====== Exercise materials ======

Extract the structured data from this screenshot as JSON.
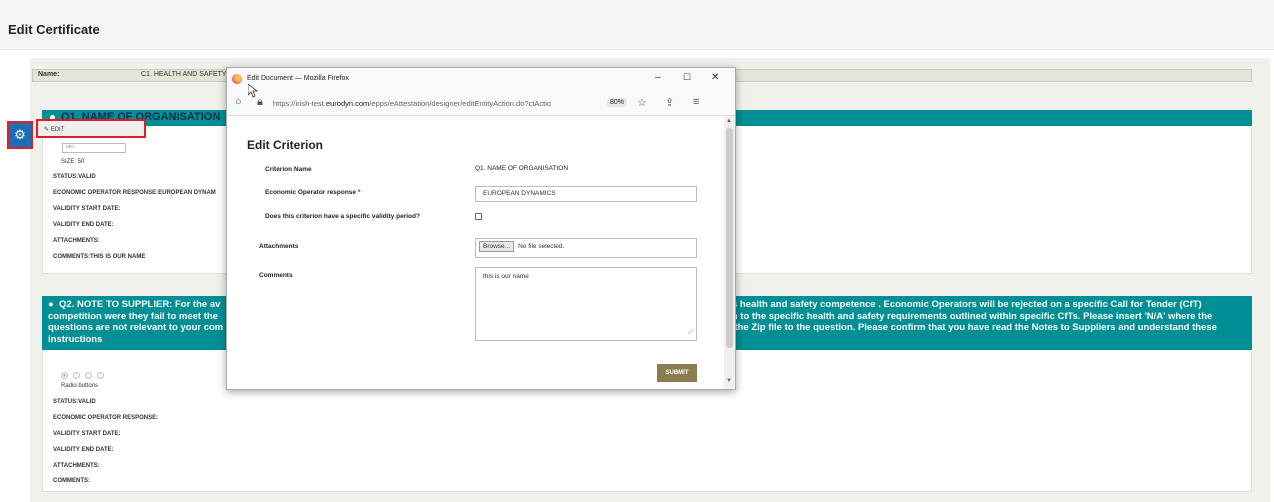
{
  "page": {
    "title": "Edit Certificate"
  },
  "namebar": {
    "label": "Name:",
    "value": "C1. HEALTH AND SAFETY"
  },
  "q1": {
    "header": "Q1. NAME OF ORGANISATION",
    "edit_label": "EDIT",
    "input_placeholder": "abc",
    "size": "SIZE: 50",
    "status": "STATUS:VALID",
    "eo_response": "ECONOMIC OPERATOR RESPONSE:EUROPEAN DYNAM",
    "validity_start": "VALIDITY START DATE:",
    "validity_end": "VALIDITY END DATE:",
    "attachments": "ATTACHMENTS:",
    "comments": "COMMENTS:THIS IS OUR NAME"
  },
  "q2": {
    "header_left": "Q2. NOTE TO SUPPLIER: For the av",
    "header_line2_left": "competition were they fail to meet the",
    "header_line3_left": "questions are not relevant to your com",
    "header_line4_left": "instructions",
    "header_right1": "r's health and safety competence . Economic Operators will be rejected on a specific Call for Tender (CfT)",
    "header_right2": "on to the specific health and safety requirements outlined within specific CfTs. Please insert 'N/A' where the",
    "header_right3": "h the Zip file to the question. Please confirm that you have read the Notes to Suppliers and understand these",
    "radio_label": "Radio buttons",
    "status": "STATUS:VALID",
    "eo_response": "ECONOMIC OPERATOR RESPONSE:",
    "validity_start": "VALIDITY START DATE:",
    "validity_end": "VALIDITY END DATE:",
    "attachments": "ATTACHMENTS:",
    "comments": "COMMENTS:"
  },
  "popup": {
    "window_title": "Edit Document — Mozilla Firefox",
    "url_prefix": "https://irish-test.",
    "url_domain": "eurodyn.com",
    "url_suffix": "/epps/eAttestation/designer/editEntityAction.do?ctActio",
    "zoom": "80%",
    "heading": "Edit Criterion",
    "criterion_name_label": "Criterion Name",
    "criterion_name_value": "Q1. NAME OF ORGANISATION",
    "eo_response_label": "Economic Operator response",
    "eo_response_value": "EUROPEAN DYNAMICS",
    "validity_question": "Does this criterion have a specific validity period?",
    "attachments_label": "Attachments",
    "browse_label": "Browse...",
    "no_file": "No file selected.",
    "comments_label": "Comments",
    "comments_value": "this is our name",
    "submit_label": "SUBMIT"
  }
}
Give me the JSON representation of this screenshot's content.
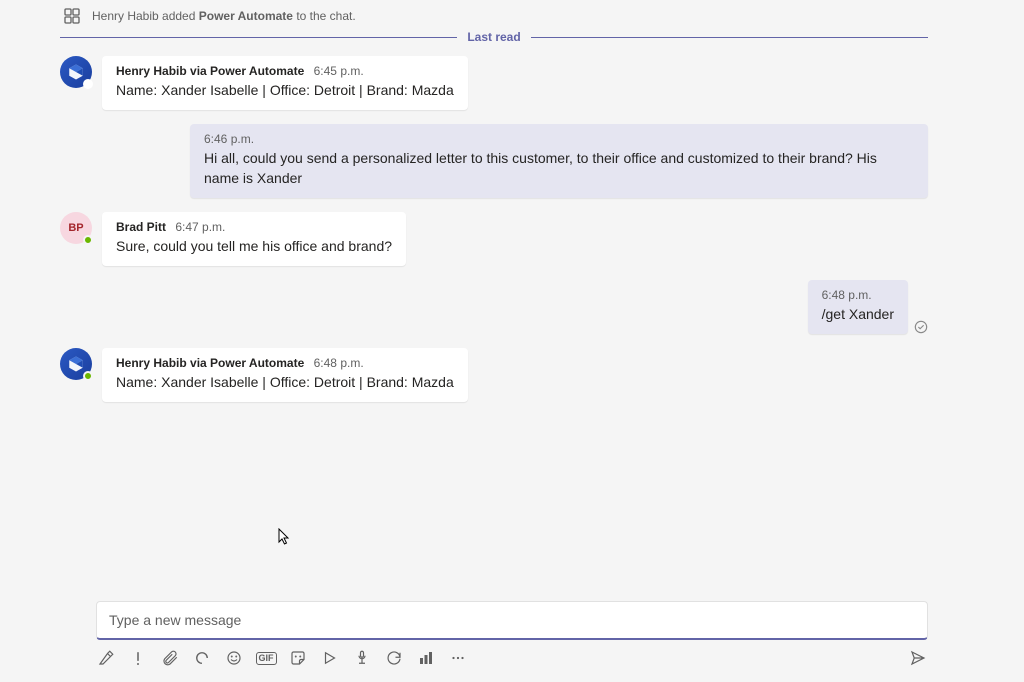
{
  "system": {
    "text_before": "Henry Habib added ",
    "bold": "Power Automate",
    "text_after": " to the chat."
  },
  "last_read": "Last read",
  "messages": [
    {
      "type": "other",
      "avatar": "pa",
      "sender": "Henry Habib via Power Automate",
      "time": "6:45 p.m.",
      "content": "Name: Xander Isabelle | Office: Detroit | Brand: Mazda"
    },
    {
      "type": "self_wide",
      "time": "6:46 p.m.",
      "content": "Hi all, could you send a personalized letter to this customer, to their office and customized to their brand? His name is Xander"
    },
    {
      "type": "other",
      "avatar": "initials",
      "initials": "BP",
      "sender": "Brad Pitt",
      "time": "6:47 p.m.",
      "content": "Sure, could you tell me his office and brand?"
    },
    {
      "type": "self",
      "time": "6:48 p.m.",
      "content": "/get Xander"
    },
    {
      "type": "other",
      "avatar": "pa",
      "sender": "Henry Habib via Power Automate",
      "time": "6:48 p.m.",
      "content": "Name: Xander Isabelle | Office: Detroit | Brand: Mazda"
    }
  ],
  "compose": {
    "placeholder": "Type a new message"
  },
  "toolbar": {
    "gif": "GIF"
  }
}
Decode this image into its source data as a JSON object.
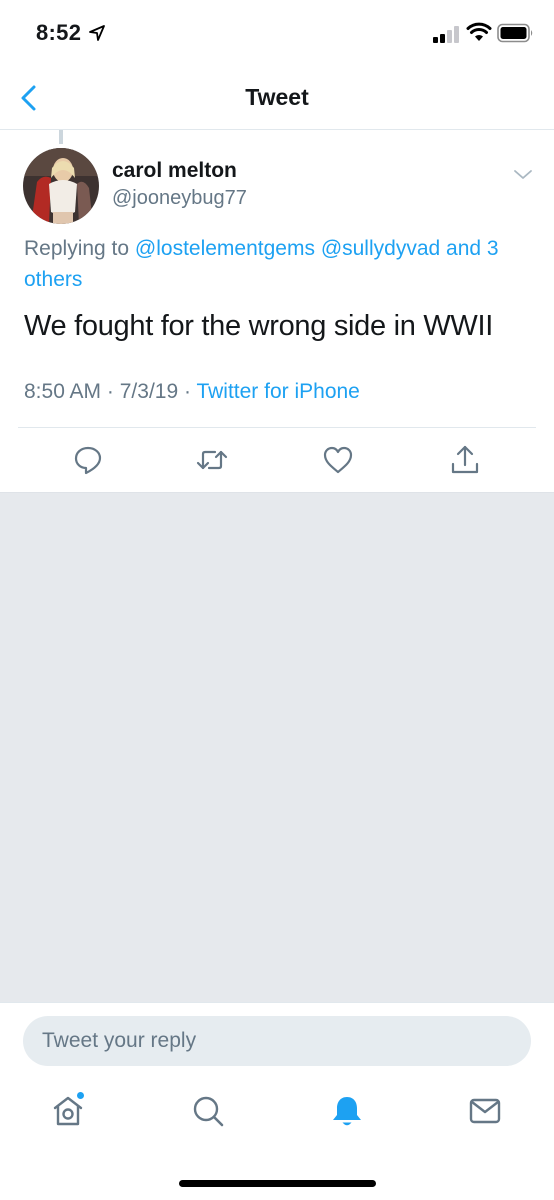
{
  "status_bar": {
    "time": "8:52",
    "icons": [
      "location-arrow-icon",
      "cellular-signal-icon",
      "wifi-icon",
      "battery-icon"
    ]
  },
  "nav": {
    "title": "Tweet",
    "back_icon": "chevron-left-icon"
  },
  "tweet": {
    "author_name": "carol melton",
    "author_handle": "@jooneybug77",
    "replying_prefix": "Replying to",
    "replying_mentions": [
      "@lostelementgems",
      "@sullydyvad"
    ],
    "replying_and": "and",
    "replying_others": "3 others",
    "text": "We fought for the wrong side in WWII",
    "time": "8:50 AM",
    "separator": "·",
    "date": "7/3/19",
    "source": "Twitter for iPhone"
  },
  "actions": [
    "reply-icon",
    "retweet-icon",
    "like-icon",
    "share-icon"
  ],
  "reply": {
    "placeholder": "Tweet your reply"
  },
  "tab_bar": [
    "home-icon",
    "search-icon",
    "notifications-icon",
    "messages-icon"
  ],
  "colors": {
    "accent": "#1da1f2",
    "text": "#14171a",
    "secondary": "#657786",
    "background_gray": "#e6e9ed"
  }
}
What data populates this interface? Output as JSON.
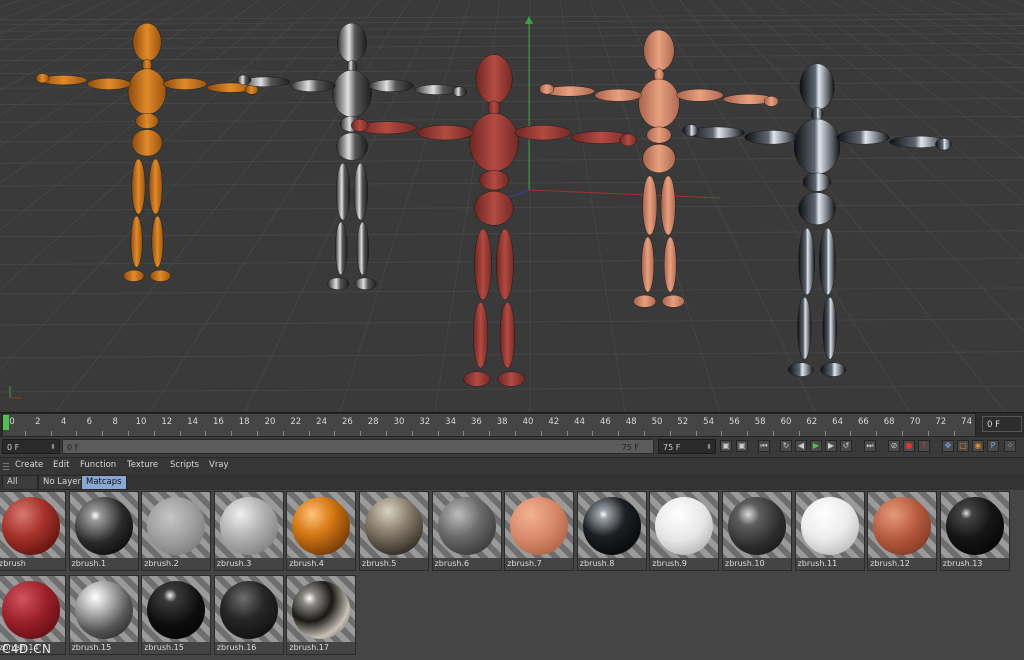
{
  "viewport": {
    "figures": [
      {
        "name": "orange-mannequin",
        "color": "#cf7a1e"
      },
      {
        "name": "chrome-mannequin",
        "color": "#9c9c9c"
      },
      {
        "name": "red-mannequin",
        "color": "#a8413a"
      },
      {
        "name": "peach-mannequin",
        "color": "#d98e6c"
      },
      {
        "name": "glass-mannequin",
        "color": "#2c3138"
      }
    ]
  },
  "timeline": {
    "ticks": [
      "0",
      "2",
      "4",
      "6",
      "8",
      "10",
      "12",
      "14",
      "16",
      "18",
      "20",
      "22",
      "24",
      "26",
      "28",
      "30",
      "32",
      "34",
      "36",
      "38",
      "40",
      "42",
      "44",
      "46",
      "48",
      "50",
      "52",
      "54",
      "56",
      "58",
      "60",
      "62",
      "64",
      "66",
      "68",
      "70",
      "72",
      "74"
    ],
    "current_frame": "0 F"
  },
  "controls": {
    "start_frame": "0 F",
    "range_start": "0 F",
    "range_end": "75 F",
    "end_frame": "75 F"
  },
  "menu": {
    "items": [
      "Create",
      "Edit",
      "Function",
      "Texture",
      "Scripts",
      "Vray"
    ]
  },
  "filters": {
    "tabs": [
      "All",
      "No Layer",
      "Matcaps"
    ],
    "active": "Matcaps"
  },
  "materials": [
    {
      "label": "zbrush",
      "style": "red"
    },
    {
      "label": "zbrush.1",
      "style": "chrome-dark"
    },
    {
      "label": "zbrush.2",
      "style": "grey-matte"
    },
    {
      "label": "zbrush.3",
      "style": "grey-light"
    },
    {
      "label": "zbrush.4",
      "style": "orange"
    },
    {
      "label": "zbrush.5",
      "style": "bronze-dark"
    },
    {
      "label": "zbrush.6",
      "style": "grey-mid"
    },
    {
      "label": "zbrush.7",
      "style": "peach"
    },
    {
      "label": "zbrush.8",
      "style": "glass"
    },
    {
      "label": "zbrush.9",
      "style": "white"
    },
    {
      "label": "zbrush.10",
      "style": "dark-grey"
    },
    {
      "label": "zbrush.11",
      "style": "white-soft"
    },
    {
      "label": "zbrush.12",
      "style": "terracotta"
    },
    {
      "label": "zbrush.13",
      "style": "black-gloss"
    },
    {
      "label": "zbrush.14",
      "style": "deep-red"
    },
    {
      "label": "zbrush.15",
      "style": "silver"
    },
    {
      "label": "zbrush.15",
      "style": "black-shine"
    },
    {
      "label": "zbrush.16",
      "style": "black-matte"
    },
    {
      "label": "zbrush.17",
      "style": "chrome-env"
    }
  ],
  "watermark": "C4D.CN"
}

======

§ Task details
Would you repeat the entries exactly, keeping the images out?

§ Solution below
Extract the structured data from this screenshot as JSON.
{
  "page": {
    "title": "Edit Certificate"
  },
  "namebar": {
    "label": "Name:",
    "value": "C1. HEALTH AND SAFETY"
  },
  "q1": {
    "header": "Q1. NAME OF ORGANISATION",
    "edit_label": "EDIT",
    "input_placeholder": "abc",
    "size": "SIZE: 50",
    "status": "STATUS:VALID",
    "eo_response": "ECONOMIC OPERATOR RESPONSE:EUROPEAN DYNAM",
    "validity_start": "VALIDITY START DATE:",
    "validity_end": "VALIDITY END DATE:",
    "attachments": "ATTACHMENTS:",
    "comments": "COMMENTS:THIS IS OUR NAME"
  },
  "q2": {
    "header_left": "Q2. NOTE TO SUPPLIER: For the av",
    "header_line2_left": "competition were they fail to meet the",
    "header_line3_left": "questions are not relevant to your com",
    "header_line4_left": "instructions",
    "header_right1": "r's health and safety competence . Economic Operators will be rejected on a specific Call for Tender (CfT)",
    "header_right2": "on to the specific health and safety requirements outlined within specific CfTs. Please insert 'N/A' where the",
    "header_right3": "h the Zip file to the question. Please confirm that you have read the Notes to Suppliers and understand these",
    "radio_label": "Radio buttons",
    "status": "STATUS:VALID",
    "eo_response": "ECONOMIC OPERATOR RESPONSE:",
    "validity_start": "VALIDITY START DATE:",
    "validity_end": "VALIDITY END DATE:",
    "attachments": "ATTACHMENTS:",
    "comments": "COMMENTS:"
  },
  "popup": {
    "window_title": "Edit Document — Mozilla Firefox",
    "url_prefix": "https://irish-test.",
    "url_domain": "eurodyn.com",
    "url_suffix": "/epps/eAttestation/designer/editEntityAction.do?ctActio",
    "zoom": "80%",
    "heading": "Edit Criterion",
    "criterion_name_label": "Criterion Name",
    "criterion_name_value": "Q1. NAME OF ORGANISATION",
    "eo_response_label": "Economic Operator response",
    "eo_response_value": "EUROPEAN DYNAMICS",
    "validity_question": "Does this criterion have a specific validity period?",
    "attachments_label": "Attachments",
    "browse_label": "Browse...",
    "no_file": "No file selected.",
    "comments_label": "Comments",
    "comments_value": "this is our name",
    "submit_label": "SUBMIT"
  }
}
Give me the JSON representation of this screenshot's content.
{
  "system": {
    "text_before": "Henry Habib added ",
    "bold": "Power Automate",
    "text_after": " to the chat."
  },
  "last_read": "Last read",
  "messages": [
    {
      "type": "other",
      "avatar": "pa",
      "sender": "Henry Habib via Power Automate",
      "time": "6:45 p.m.",
      "content": "Name: Xander Isabelle | Office: Detroit | Brand: Mazda"
    },
    {
      "type": "self_wide",
      "time": "6:46 p.m.",
      "content": "Hi all, could you send a personalized letter to this customer, to their office and customized to their brand? His name is Xander"
    },
    {
      "type": "other",
      "avatar": "initials",
      "initials": "BP",
      "sender": "Brad Pitt",
      "time": "6:47 p.m.",
      "content": "Sure, could you tell me his office and brand?"
    },
    {
      "type": "self",
      "time": "6:48 p.m.",
      "content": "/get Xander"
    },
    {
      "type": "other",
      "avatar": "pa",
      "sender": "Henry Habib via Power Automate",
      "time": "6:48 p.m.",
      "content": "Name: Xander Isabelle | Office: Detroit | Brand: Mazda"
    }
  ],
  "compose": {
    "placeholder": "Type a new message"
  },
  "toolbar": {
    "gif": "GIF"
  }
}
Decode this image into its source data as a JSON object.
{
  "status_bar": {
    "time": "8:52",
    "icons": [
      "location-arrow-icon",
      "cellular-signal-icon",
      "wifi-icon",
      "battery-icon"
    ]
  },
  "nav": {
    "title": "Tweet",
    "back_icon": "chevron-left-icon"
  },
  "tweet": {
    "author_name": "carol melton",
    "author_handle": "@jooneybug77",
    "replying_prefix": "Replying to",
    "replying_mentions": [
      "@lostelementgems",
      "@sullydyvad"
    ],
    "replying_and": "and",
    "replying_others": "3 others",
    "text": "We fought for the wrong side in WWII",
    "time": "8:50 AM",
    "separator": "·",
    "date": "7/3/19",
    "source": "Twitter for iPhone"
  },
  "actions": [
    "reply-icon",
    "retweet-icon",
    "like-icon",
    "share-icon"
  ],
  "reply": {
    "placeholder": "Tweet your reply"
  },
  "tab_bar": [
    "home-icon",
    "search-icon",
    "notifications-icon",
    "messages-icon"
  ],
  "colors": {
    "accent": "#1da1f2",
    "text": "#14171a",
    "secondary": "#657786",
    "background_gray": "#e6e9ed"
  }
}
What data populates this interface? Output as JSON.
{
  "viewport": {
    "figures": [
      {
        "name": "orange-mannequin",
        "color": "#cf7a1e"
      },
      {
        "name": "chrome-mannequin",
        "color": "#9c9c9c"
      },
      {
        "name": "red-mannequin",
        "color": "#a8413a"
      },
      {
        "name": "peach-mannequin",
        "color": "#d98e6c"
      },
      {
        "name": "glass-mannequin",
        "color": "#2c3138"
      }
    ]
  },
  "timeline": {
    "ticks": [
      "0",
      "2",
      "4",
      "6",
      "8",
      "10",
      "12",
      "14",
      "16",
      "18",
      "20",
      "22",
      "24",
      "26",
      "28",
      "30",
      "32",
      "34",
      "36",
      "38",
      "40",
      "42",
      "44",
      "46",
      "48",
      "50",
      "52",
      "54",
      "56",
      "58",
      "60",
      "62",
      "64",
      "66",
      "68",
      "70",
      "72",
      "74"
    ],
    "current_frame": "0 F"
  },
  "controls": {
    "start_frame": "0 F",
    "range_start": "0 F",
    "range_end": "75 F",
    "end_frame": "75 F"
  },
  "menu": {
    "items": [
      "Create",
      "Edit",
      "Function",
      "Texture",
      "Scripts",
      "Vray"
    ]
  },
  "filters": {
    "tabs": [
      "All",
      "No Layer",
      "Matcaps"
    ],
    "active": "Matcaps"
  },
  "materials": [
    {
      "label": "zbrush",
      "style": "red"
    },
    {
      "label": "zbrush.1",
      "style": "chrome-dark"
    },
    {
      "label": "zbrush.2",
      "style": "grey-matte"
    },
    {
      "label": "zbrush.3",
      "style": "grey-light"
    },
    {
      "label": "zbrush.4",
      "style": "orange"
    },
    {
      "label": "zbrush.5",
      "style": "bronze-dark"
    },
    {
      "label": "zbrush.6",
      "style": "grey-mid"
    },
    {
      "label": "zbrush.7",
      "style": "peach"
    },
    {
      "label": "zbrush.8",
      "style": "glass"
    },
    {
      "label": "zbrush.9",
      "style": "white"
    },
    {
      "label": "zbrush.10",
      "style": "dark-grey"
    },
    {
      "label": "zbrush.11",
      "style": "white-soft"
    },
    {
      "label": "zbrush.12",
      "style": "terracotta"
    },
    {
      "label": "zbrush.13",
      "style": "black-gloss"
    },
    {
      "label": "zbrush.14",
      "style": "deep-red"
    },
    {
      "label": "zbrush.15",
      "style": "silver"
    },
    {
      "label": "zbrush.15",
      "style": "black-shine"
    },
    {
      "label": "zbrush.16",
      "style": "black-matte"
    },
    {
      "label": "zbrush.17",
      "style": "chrome-env"
    }
  ],
  "watermark": "C4D.CN"
}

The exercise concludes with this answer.